Duplication of GTF2I results in separation anxiety in mice and humans

Am J Hum Genet. 2012 Jun 8;90(6):1064-70. doi: 10.1016/j.ajhg.2012.04.012. Epub 2012 May 10.


Duplication (dup7q11.23) and deletion (Williams syndrome) of chromosomal region 7q11.23 cause neurodevelopmental disorders with contrasting anxiety phenotypes. We found that 30% of 4- to 12-year-olds with dup7q11.23 but fewer than 5% of children with WS or in the general population met diagnostic criteria for a separation-anxiety disorder. To address the role of one commonly duplicated or deleted gene in separation anxiety, we compared mice that had varying numbers of Gtf2i copies. Relative to mouse pups with one or two Gtf2i copies, pups with additional Gtf2i copies showed significantly increased maternal separation-induced anxiety as measured by ultrasonic vocalizations. This study links the copy number of a single gene from 7q11.23 to separation anxiety in both mice and humans, highlighting the utility of mouse models in dissecting specific gene functions for genomic disorders that span many genes. This study also offers insight into molecular separation-anxiety pathways that might enable the development of targeted therapeutics.

Publication types

  • Research Support, N.I.H., Extramural
  • Research Support, Non-U.S. Gov't

MeSH terms

  • Animals
  • Anxiety, Separation / genetics*
  • Child
  • Child, Preschool
  • Chromosomes, Human, Pair 7
  • Female
  • Gene Deletion
  • Gene Duplication*
  • Humans
  • Male
  • Mice
  • Models, Genetic
  • Phenotype
  • Time Factors
  • Transcription Factors, TFII / genetics*
  • Williams Syndrome / genetics

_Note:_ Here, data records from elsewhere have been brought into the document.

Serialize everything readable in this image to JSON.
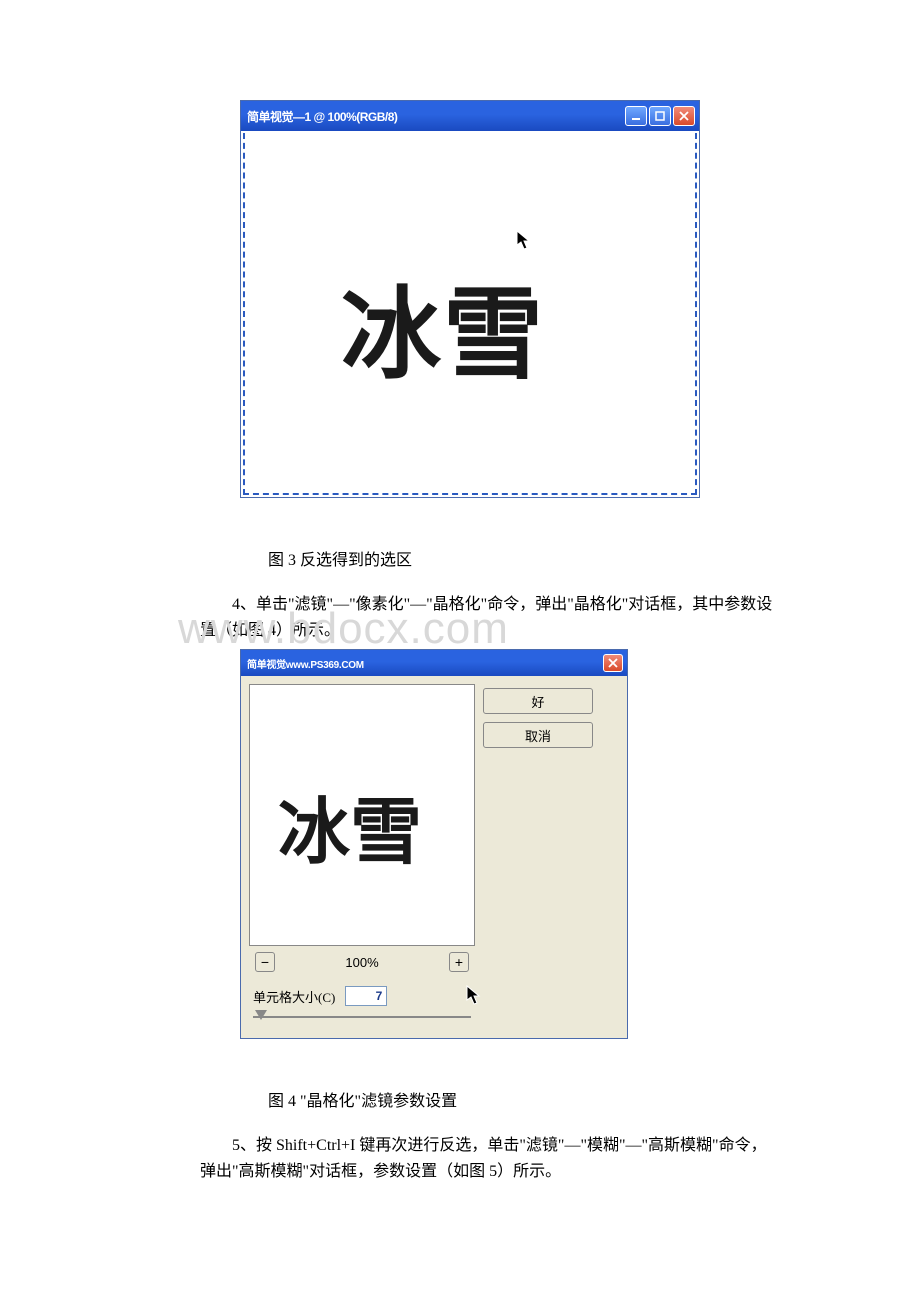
{
  "embed1": {
    "window_title": "简单视觉—1 @ 100%(RGB/8)",
    "canvas_text": "冰雪"
  },
  "caption1": "图 3 反选得到的选区",
  "para1": "4、单击\"滤镜\"—\"像素化\"—\"晶格化\"命令，弹出\"晶格化\"对话框，其中参数设置（如图 4）所示。",
  "watermark": "www.bdocx.com",
  "embed2": {
    "titlebar_watermark": "简单视觉www.PS369.COM",
    "ok_label": "好",
    "cancel_label": "取消",
    "preview_text": "冰雪",
    "zoom_percent": "100%",
    "param_label": "单元格大小(C)",
    "param_value": "7"
  },
  "caption2": "图 4 \"晶格化\"滤镜参数设置",
  "para2": "5、按 Shift+Ctrl+I 键再次进行反选，单击\"滤镜\"—\"模糊\"—\"高斯模糊\"命令，弹出\"高斯模糊\"对话框，参数设置（如图 5）所示。"
}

  • GTF2I protein, human
  • Gtf2i protein, mouse
  • Transcription Factors, TFII